Chad Day of the Arkansas Democrat-Gazette will certainly win awards for his ongoing reporting of the treatment (mistreatment is more like it) of youth held in state detention facilities. His latest today is on the use of a medieval-seeming restraint device as punishment at the Yell County detention facility.
I wish the newspaper would liberate this article from the subscription protection so all could read it and pass it around for an object lesson of what adults can do to children. The description alone gives claustrophobic people like me the chills:
Staff members forced youths into The Wrap — hands cuffed behind their backs, legs strapped together, and chest immobilized by a harness and a strap connected to their feet.
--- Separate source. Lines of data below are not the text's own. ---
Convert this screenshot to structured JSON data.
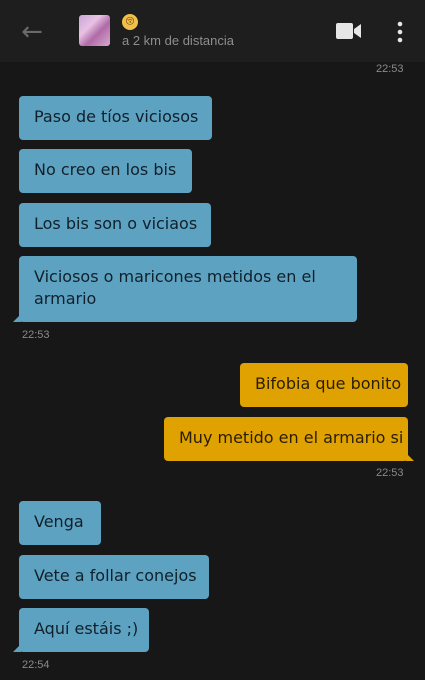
{
  "header": {
    "back_icon": "←",
    "emoji": "😚",
    "distance": "a 2 km de distancia"
  },
  "timestamps": {
    "top": "22:53",
    "group1": "22:53",
    "group2": "22:53",
    "group3": "22:54"
  },
  "messages": [
    {
      "side": "in",
      "text": "Paso de tíos viciosos"
    },
    {
      "side": "in",
      "text": "No creo en los bis"
    },
    {
      "side": "in",
      "text": "Los bis son o viciaos"
    },
    {
      "side": "in",
      "text": "Viciosos o maricones metidos en el armario"
    },
    {
      "side": "out",
      "text": "Bifobia que bonito"
    },
    {
      "side": "out",
      "text": "Muy metido en el armario si"
    },
    {
      "side": "in",
      "text": "Venga"
    },
    {
      "side": "in",
      "text": "Vete a follar conejos"
    },
    {
      "side": "in",
      "text": "Aquí estáis ;)"
    }
  ],
  "colors": {
    "incoming": "#5ea2c2",
    "outgoing": "#e0a200",
    "background": "#171717"
  }
}
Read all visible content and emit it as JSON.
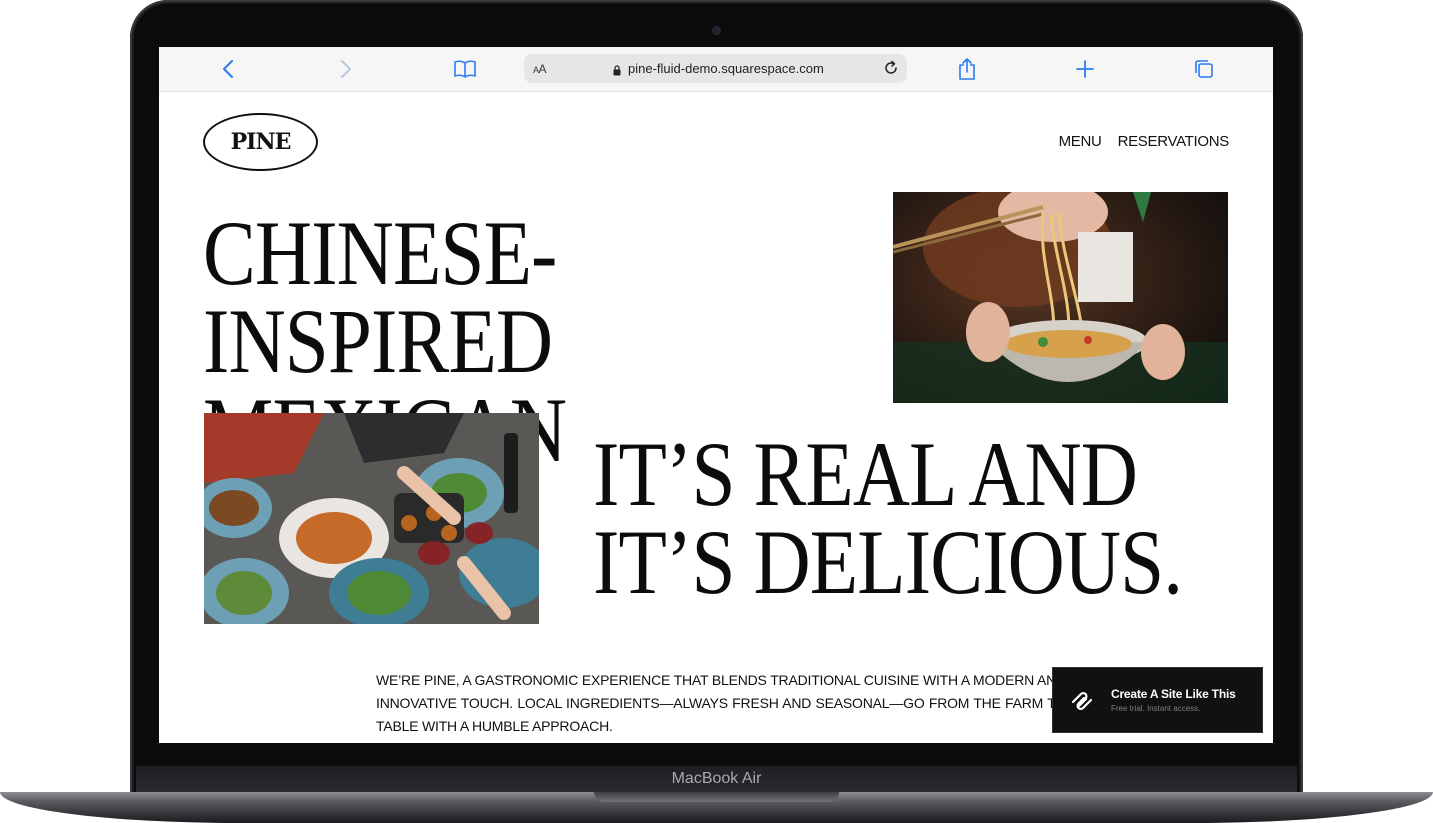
{
  "device": {
    "label": "MacBook Air"
  },
  "browser": {
    "url": "pine-fluid-demo.squarespace.com",
    "text_size_label": "AA"
  },
  "site": {
    "logo": "PINE",
    "nav": [
      "MENU",
      "RESERVATIONS"
    ],
    "headline_1": "Chinese-Inspired Mexican Food.",
    "headline_2": "It’s Real and It’s Delicious.",
    "intro": "We’re Pine, a gastronomic experience that blends traditional cuisine with a modern and innovative touch. Local ingredients—always fresh and seasonal—go from the farm to table with a humble approach."
  },
  "badge": {
    "title": "Create A Site Like This",
    "subtitle": "Free trial. Instant access."
  },
  "colors": {
    "accent": "#2a7cf0",
    "ink": "#0c0c0c",
    "badge_bg": "#111111"
  }
}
In some cases, guards placed a motorcycle helmet wrapped in duct tape over the youths’ heads, putting them in near total darkness.
The youths were often left sitting in the restraint device for two hours — at times in view of other youths, an experience several youths described to a state official as degrading and humiliating.
The photo of the device being demonstrated by an advocate for youths was obtained from the state by the newspaper under the Freedom of Information Act and I subsequently obtained my own copy. It speaks volumes
State officials plan further reviews of the Yell County facility based on the newspaper reporting. Other problems have been found. The state outsources youth detention to this and other facilities, some run by private operators. Had they looked at reports, as the Democrat-Gazette did, they might have noticed improper use of such restraints.
It is yet another warning lesson about outsourcing the state’s responsibility for difficult jobs to others. Humane treatment sometimes gets overlooked in the shuffle. Outsourcing of prisons is on the agenda of some legislators.
PS: Austin Kellerman at Fox 16 says the station posted the photo above on its Facebook page in reporting on restraint use by Youth Services several months ago and Facebook administrators removed the photo. Said it was too graphic.